For people who want to lose weight, Kupkowski recommends a slow steady pace over speed.
“In order to burn fat during running, it is recommended that you do 45 minutes of 45 percent max heart rate (at a steady pace) for optimal caloric expenditure,” she says. “There are so many heart rate monitors out there. I recommend runners get one to (monitor their) heart rates.”
It may take some effort to kick start or even maintain a regular running routine, but whether it is to lose weight, stay in shape or gain friends, those that do say it is well worth the effort. Chances are you will also see parts of your host territory or nation that non-runners may never know.
“The best thing about running,” Joslin says, “is that it is a tool to see the world and explore new places.”
• Whenever you have time! Morning is the best. Research shows when we come out of a sleep cycle is the best time to get our bodies started, along with nutritional balance of protein intake.
Midafternoon, between noon and 3 p.m. is also good because it gives body cardiovascular and helps hormone balance and stability. Between 5-6 p.m. is OK, but 8-10 p.m. can disrupt the sleep cycle.
• Do Intervals. - Hill Intervals, Sprint Intervals, and Tempo Intervals are all great ways to increase performance and set proper goals. Our bodies adapt over time and it is important to “Change” our routine so our bodies can also make proper changes and strengthen our bones, tendons, and ligaments. Intervals provide us with proper short-term change which our bodies can properly respond to without the increase chance of injury when beginning a running program.
It is important to do circuit training, yoga, and strength exercises for the hips and hamstrings to prevent injury and increase performance. One of the fundamental components of performance is core conditioning, stability for our backs.

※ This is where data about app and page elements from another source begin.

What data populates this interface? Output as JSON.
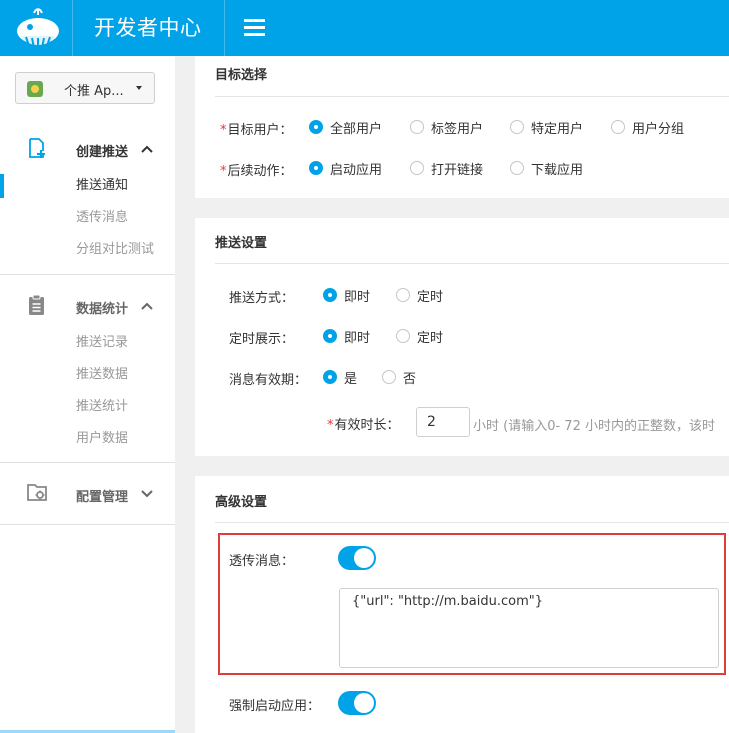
{
  "header": {
    "brand": "开发者中心"
  },
  "sidebar": {
    "app_selector": "个推 Ap...",
    "groups": [
      {
        "title": "创建推送",
        "items": [
          "推送通知",
          "透传消息",
          "分组对比测试"
        ]
      },
      {
        "title": "数据统计",
        "items": [
          "推送记录",
          "推送数据",
          "推送统计",
          "用户数据"
        ]
      },
      {
        "title": "配置管理",
        "items": []
      }
    ]
  },
  "target": {
    "title": "目标选择",
    "users_label": "目标用户：",
    "users_options": [
      "全部用户",
      "标签用户",
      "特定用户",
      "用户分组"
    ],
    "users_selected": "全部用户",
    "action_label": "后续动作：",
    "action_options": [
      "启动应用",
      "打开链接",
      "下载应用"
    ],
    "action_selected": "启动应用"
  },
  "push_settings": {
    "title": "推送设置",
    "method_label": "推送方式：",
    "method_options": [
      "即时",
      "定时"
    ],
    "display_label": "定时展示：",
    "display_options": [
      "即时",
      "定时"
    ],
    "validity_label": "消息有效期：",
    "validity_options": [
      "是",
      "否"
    ],
    "duration_label": "有效时长：",
    "duration_value": "2",
    "duration_hint": "小时 (请输入0- 72 小时内的正整数，该时"
  },
  "advanced": {
    "title": "高级设置",
    "passthrough_label": "透传消息：",
    "passthrough_content": "{\"url\": \"http://m.baidu.com\"}",
    "force_launch_label": "强制启动应用："
  },
  "colors": {
    "accent": "#00a2e8",
    "highlight": "#e03c3c"
  }
}
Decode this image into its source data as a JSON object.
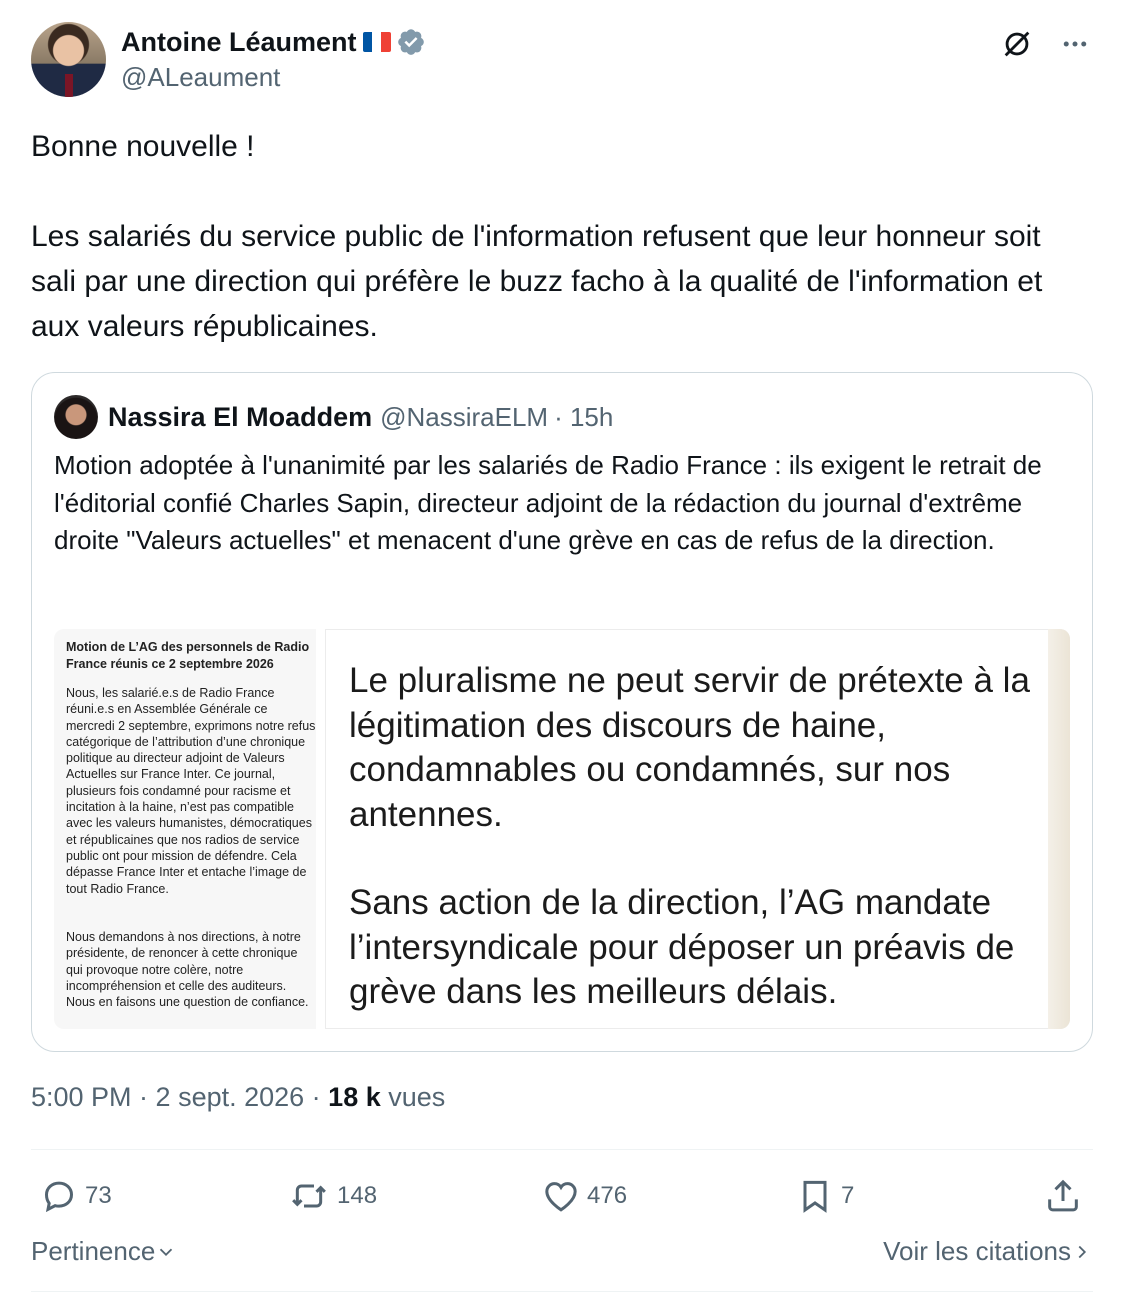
{
  "author": {
    "display_name": "Antoine Léaument",
    "handle": "@ALeaument",
    "flag_colors": [
      "#0055a4",
      "#ffffff",
      "#ef4135"
    ],
    "verified_color": "#829aab"
  },
  "header_icons": [
    "grok-icon",
    "more-icon"
  ],
  "post": {
    "text": "Bonne nouvelle !\n\nLes salariés du service public de l'information refusent que leur honneur soit sali par une direction qui préfère le buzz facho à la qualité de l'information et aux valeurs républicaines."
  },
  "quoted": {
    "display_name": "Nassira El Moaddem",
    "handle": "@NassiraELM",
    "time": "· 15h",
    "text": "Motion adoptée à l'unanimité par les salariés de Radio France : ils exigent le retrait de l'éditorial confié Charles Sapin, directeur adjoint de la rédaction du journal d'extrême droite \"Valeurs actuelles\" et menacent d'une grève en cas de refus de la direction.",
    "image_left": {
      "title": "Motion de L’AG des personnels de Radio France réunis ce 2 septembre 2026",
      "para1": "Nous, les salarié.e.s de Radio France réuni.e.s en Assemblée Générale ce mercredi 2 septembre, exprimons notre refus catégorique de l’attribution d’une chronique politique au directeur adjoint de Valeurs Actuelles sur France Inter. Ce journal, plusieurs fois condamné pour racisme et incitation à la haine, n’est pas compatible avec les valeurs humanistes, démocratiques et républicaines que nos radios de service public ont pour mission de défendre. Cela dépasse France Inter et entache l’image de tout Radio France.",
      "para2": "Nous demandons à nos directions, à notre présidente, de renoncer à cette chronique qui provoque notre colère, notre incompréhension et celle des auditeurs. Nous en faisons une question de confiance."
    },
    "image_right": {
      "para1": "Le pluralisme ne peut servir de prétexte à la légitimation des discours de haine, condamnables ou condamnés, sur nos antennes.",
      "para2": "Sans action de la direction, l’AG mandate l’intersyndicale pour déposer un préavis de grève dans les meilleurs délais."
    }
  },
  "meta": {
    "time_date": "5:00 PM · 2 sept. 2026 · ",
    "views_count": "18 k",
    "views_label": " vues"
  },
  "actions": {
    "replies": "73",
    "reposts": "148",
    "likes": "476",
    "bookmarks": "7"
  },
  "footer": {
    "sort_label": "Pertinence",
    "quotes_label": "Voir les citations"
  }
}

Interval training is a great way to condition your cardiovascular system and increase mileage effectively to accomplish a 5K, 10K or half marathon within six months.
• “Mindfulness running” is one of the key components to the mind and body connection. Many avid runners practice visualization techniques, mindfulness, and apply different forms of breathing techniques to increase their running capacity both cardiovascular and biomechanically.
• Running with a partner is good way to increase fitness and wellness in our lives. It provides a social aspect that is key to motivation, self-discipline and accountability.
Be sure that their stride length is close to yours. If it’s not, it can hinder your stride and can have unbalances within the body. Make sure you both come to a agreement on pacing and set intervals to challenge each other.
• Choose the Right Shoes. Every mile you make 1,500 strides. Approximately 10 miles is equivalent to 20,000 steps. It is important to choose correct orthopedic footwear that supports your arch. Each person is different so they should go to running store or wellness clinic for proper testing of gate movement and assessment of biomechanics when purchasing the correct shoe. If you are recovering from an injury or chronic pain issue, contact a podiatrist or sports medicine specialist.
- Jane Kupkowski
Where to run on island
Category: full marathon, 10 km
*Kadena Air Base has opened its gates for Annual Okinawa Marathon, which is the biggest marathon race in Okinawa included more than 13,000 runners in 2014. The course snaked around the island, including a stretch through the base.
Date: March 15
Category: 100 km (Entry fee: $160 or 16,000 yen), 73 km (Entry fee: $120 or 12,000 yen), full marathon (Entry fee: $55 or 5,500 yen)
Registration: now until Jan. 15
Course: Nago city area
Website: www.nagoura.com/ (Japanese)
Nanbu Trim Marathon
Date: March 22
Category: 20 km, 10 km, 5 km, 3 km
Entry fee: Over 19 y/o: $25 (2,500 yen), under 18 y/o: $15 (1,500 yen)
Registration: now until Feb. 11
Course: Itoman city area
Website: w1.nirai.ne.jp/nanbu-so2/index.html (Japanese)